One of our worst contradictions is that we want to be unique and original, while expecting everyone else to think and even feel just as we do. As soon as we’re faced with a disagreement, even over the most mundane subjects, such as a movie we love or a song we hate, our democratic and enlightened façade is gone. From soccer to religion, we are intolerant: not only do we want everyone else to believe in our god, but also perceive him in the same way.
Our minds don’t trust people who are different, with whom we do not identify or who we do not understand. Emotionally, we don’t tolerate difference because it makes us feel alone and vulnerable. A minor disagreement over an irrelevant issue can create a chasm between people, especially if they honestly believe in what they’re saying and are sure they’re right.
Relationships can only survive when we notice how rich it is to encounter with different ways of thinking. Everyone claims to be tolerant and understanding, but the truth is that most people feel insulted by differences and disagreements; this is the root of bigotry, that is to say, hasty and negative generalizations we make. Maybe none of us are completely free, or even aware, of our own prejudices, whether racial, religious, political or intellectual, which are revealed when we shame and make fun of others whose difference disturbs us. These insults are used to hide the truth: we are disguising our inferiority feelings with a show of contempt for others.
We tend to evaluate people and compare ourselves to them, so inevitably, we come to the conclusion that some people are better than others; we never even consider that they might just be different. We judge according to our personal standards, and don’t want to understand other people, or their standards; after all, that would mean we’d have to reevaluate our own.

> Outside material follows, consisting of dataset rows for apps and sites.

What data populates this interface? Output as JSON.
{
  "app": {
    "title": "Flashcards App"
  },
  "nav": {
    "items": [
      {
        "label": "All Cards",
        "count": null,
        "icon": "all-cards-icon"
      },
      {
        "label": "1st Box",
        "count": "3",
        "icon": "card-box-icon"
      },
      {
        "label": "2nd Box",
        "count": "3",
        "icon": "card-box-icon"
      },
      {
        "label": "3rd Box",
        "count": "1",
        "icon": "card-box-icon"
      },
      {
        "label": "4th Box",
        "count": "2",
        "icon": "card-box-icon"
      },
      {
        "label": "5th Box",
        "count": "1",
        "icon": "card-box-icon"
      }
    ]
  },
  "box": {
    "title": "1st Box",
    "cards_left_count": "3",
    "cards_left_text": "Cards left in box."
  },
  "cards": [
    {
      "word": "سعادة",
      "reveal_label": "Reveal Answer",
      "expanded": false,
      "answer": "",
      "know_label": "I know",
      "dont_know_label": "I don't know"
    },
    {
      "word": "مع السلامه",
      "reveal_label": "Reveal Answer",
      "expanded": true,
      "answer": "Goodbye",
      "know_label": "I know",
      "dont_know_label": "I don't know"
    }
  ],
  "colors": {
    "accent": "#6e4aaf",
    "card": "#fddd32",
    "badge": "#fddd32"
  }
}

As long as we keep thinking this way, we’ll make the same mistakes: we feel pride, when we believe we are on top, and envy, when we don’t. This vicious cycle has terrible consequences; and one example is the war of the sexes. Men and women are considerably different, from how they think to their anatomy, and since men declared their superiority over women, based on their standards, they’ve been spending a lot of energy trying to prove their supremacy – which would be unnecessary, if men really believed they’re better than women. Feminism, however, hasn’t helped that much in freeing our thoughts from the need to evaluate and rank who is better. Women are not inferior, nor the same as men. They are different. But these differences do not have to be measured as better or worse; they must just be respected.
Tradução: Amanda Morris